From the start of this month through this week, Challenger has run into an eddy that developed as we approached leaving us little time to react, resulting in us flying our glider up the eastern side of a clockwise rotating eddy:
In the animation above, we can see how as the glider approached the area in question as there appeared to be currents that flowed up to the north west. Then as we got closer to the area, the currents shifted and by the time we were about even with the center of the small eddy, the currents then accurately showed the rotation that was plaguing our progress.
Although this causes some frustation as the pilot when we lost some of our speed, instances such as this do leave us with a sense of accomplishment as we can see the data from our gliders being reflected in the models that our data is being plugged in to.
We can also see the fight with this eddy reflected in the velocity data above. As we approached the eddy, we can see how our velocity continued to plummet until just recently as we rounded the edge of the eddy and now we seem to be increasing ever so slightly. Hopefully we will be able to sustain this increase in the coming days and build up some more speed.
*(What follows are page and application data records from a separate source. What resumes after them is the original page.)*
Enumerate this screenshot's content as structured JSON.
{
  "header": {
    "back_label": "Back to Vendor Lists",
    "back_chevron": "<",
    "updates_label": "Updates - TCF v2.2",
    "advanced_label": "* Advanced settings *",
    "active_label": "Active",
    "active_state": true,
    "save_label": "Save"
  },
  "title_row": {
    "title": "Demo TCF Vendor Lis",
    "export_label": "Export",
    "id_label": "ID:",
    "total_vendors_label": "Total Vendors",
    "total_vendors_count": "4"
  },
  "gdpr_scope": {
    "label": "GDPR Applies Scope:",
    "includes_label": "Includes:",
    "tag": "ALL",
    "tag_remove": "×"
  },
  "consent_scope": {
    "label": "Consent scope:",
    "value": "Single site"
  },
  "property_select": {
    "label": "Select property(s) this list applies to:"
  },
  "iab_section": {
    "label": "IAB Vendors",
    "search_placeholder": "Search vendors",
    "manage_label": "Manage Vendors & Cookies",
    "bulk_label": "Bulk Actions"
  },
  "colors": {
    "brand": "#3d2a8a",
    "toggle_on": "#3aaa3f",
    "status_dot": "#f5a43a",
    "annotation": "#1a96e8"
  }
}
Over the next day, we will also be keeping an eye on the bathymetry around both Challenger and Silbo, asa they both are in the midst of obstacles:
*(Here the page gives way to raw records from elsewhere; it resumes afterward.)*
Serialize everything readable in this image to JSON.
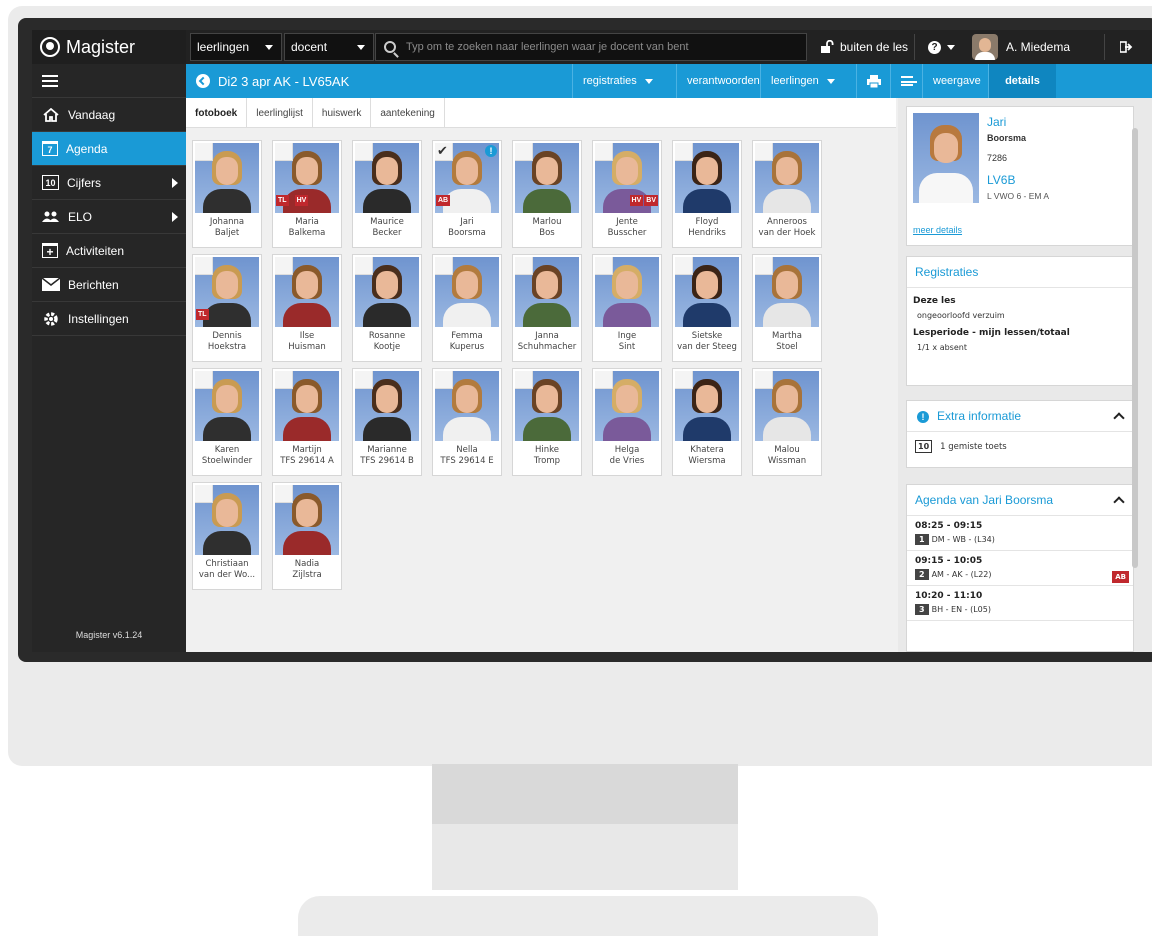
{
  "topbar": {
    "app_name": "Magister",
    "select1": "leerlingen",
    "select2": "docent",
    "search_placeholder": "Typ om te zoeken naar leerlingen waar je docent van bent",
    "lock_label": "buiten de les",
    "user_name": "A. Miedema"
  },
  "sidebar": {
    "items": [
      {
        "label": "Vandaag",
        "icon": "home-icon"
      },
      {
        "label": "Agenda",
        "icon": "calendar-icon",
        "badge": "7"
      },
      {
        "label": "Cijfers",
        "icon": "grades-icon",
        "badge": "10"
      },
      {
        "label": "ELO",
        "icon": "people-icon"
      },
      {
        "label": "Activiteiten",
        "icon": "calendar-plus-icon"
      },
      {
        "label": "Berichten",
        "icon": "envelope-icon"
      },
      {
        "label": "Instellingen",
        "icon": "gear-icon"
      }
    ],
    "version": "Magister v6.1.24"
  },
  "header": {
    "title": "Di2 3 apr AK - LV65AK",
    "buttons": [
      "registraties",
      "verantwoorden",
      "leerlingen"
    ],
    "right_tabs": [
      "weergave",
      "details"
    ]
  },
  "tabs": [
    "fotoboek",
    "leerlinglijst",
    "huiswerk",
    "aantekening"
  ],
  "students": [
    {
      "first": "Johanna",
      "last": "Baljet"
    },
    {
      "first": "Maria",
      "last": "Balkema",
      "tags": [
        "TL",
        "HV"
      ]
    },
    {
      "first": "Maurice",
      "last": "Becker"
    },
    {
      "first": "Jari",
      "last": "Boorsma",
      "tags": [
        "AB"
      ]
    },
    {
      "first": "Marlou",
      "last": "Bos"
    },
    {
      "first": "Jente",
      "last": "Busscher",
      "tags": [
        "HV",
        "BV"
      ]
    },
    {
      "first": "Floyd",
      "last": "Hendriks"
    },
    {
      "first": "Anneroos",
      "last": "van der Hoek"
    },
    {
      "first": "Dennis",
      "last": "Hoekstra",
      "tags": [
        "TL"
      ]
    },
    {
      "first": "Ilse",
      "last": "Huisman"
    },
    {
      "first": "Rosanne",
      "last": "Kootje"
    },
    {
      "first": "Femma",
      "last": "Kuperus"
    },
    {
      "first": "Janna",
      "last": "Schuhmacher"
    },
    {
      "first": "Inge",
      "last": "Sint"
    },
    {
      "first": "Sietske",
      "last": "van der Steeg"
    },
    {
      "first": "Martha",
      "last": "Stoel"
    },
    {
      "first": "Karen",
      "last": "Stoelwinder"
    },
    {
      "first": "Martijn",
      "last": "TFS 29614 A"
    },
    {
      "first": "Marianne",
      "last": "TFS 29614 B"
    },
    {
      "first": "Nella",
      "last": "TFS 29614 E"
    },
    {
      "first": "Hinke",
      "last": "Tromp"
    },
    {
      "first": "Helga",
      "last": "de Vries"
    },
    {
      "first": "Khatera",
      "last": "Wiersma"
    },
    {
      "first": "Malou",
      "last": "Wissman"
    },
    {
      "first": "Christiaan",
      "last": "van der Wo..."
    },
    {
      "first": "Nadia",
      "last": "Zijlstra"
    }
  ],
  "details": {
    "first": "Jari",
    "last": "Boorsma",
    "number": "7286",
    "class": "LV6B",
    "program": "L VWO 6 - EM A",
    "more_link": "meer details"
  },
  "registraties": {
    "title": "Registraties",
    "deze_les_heading": "Deze les",
    "deze_les_value": "ongeoorloofd verzuim",
    "lesperiode_heading": "Lesperiode - mijn lessen/totaal",
    "lesperiode_value": "1/1 x absent"
  },
  "extra": {
    "title": "Extra informatie",
    "badge": "10",
    "text": "1 gemiste toets"
  },
  "agenda": {
    "title": "Agenda van Jari Boorsma",
    "items": [
      {
        "time": "08:25 - 09:15",
        "hour": "1",
        "desc": "DM - WB - (L34)"
      },
      {
        "time": "09:15 - 10:05",
        "hour": "2",
        "desc": "AM - AK - (L22)",
        "tag": "AB"
      },
      {
        "time": "10:20 - 11:10",
        "hour": "3",
        "desc": "BH - EN - (L05)"
      }
    ]
  }
}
Challenger is crossing the last of the sea mounts that are associated with the chain we have crossed a number of times now as we put distance between ourselves and the African Coast.
Silbo on the other hand is about to cross the Mid Atlantic Ridge for the second time, the firs being back in June of 2011 when we deployed out of Iceland along the Mid Atlantic Ridge.
Both of these regions reach up less than 1000m in some regions but we have taken the necessary precautions to make sure we do not run aground.
Force Wind Sea & Honor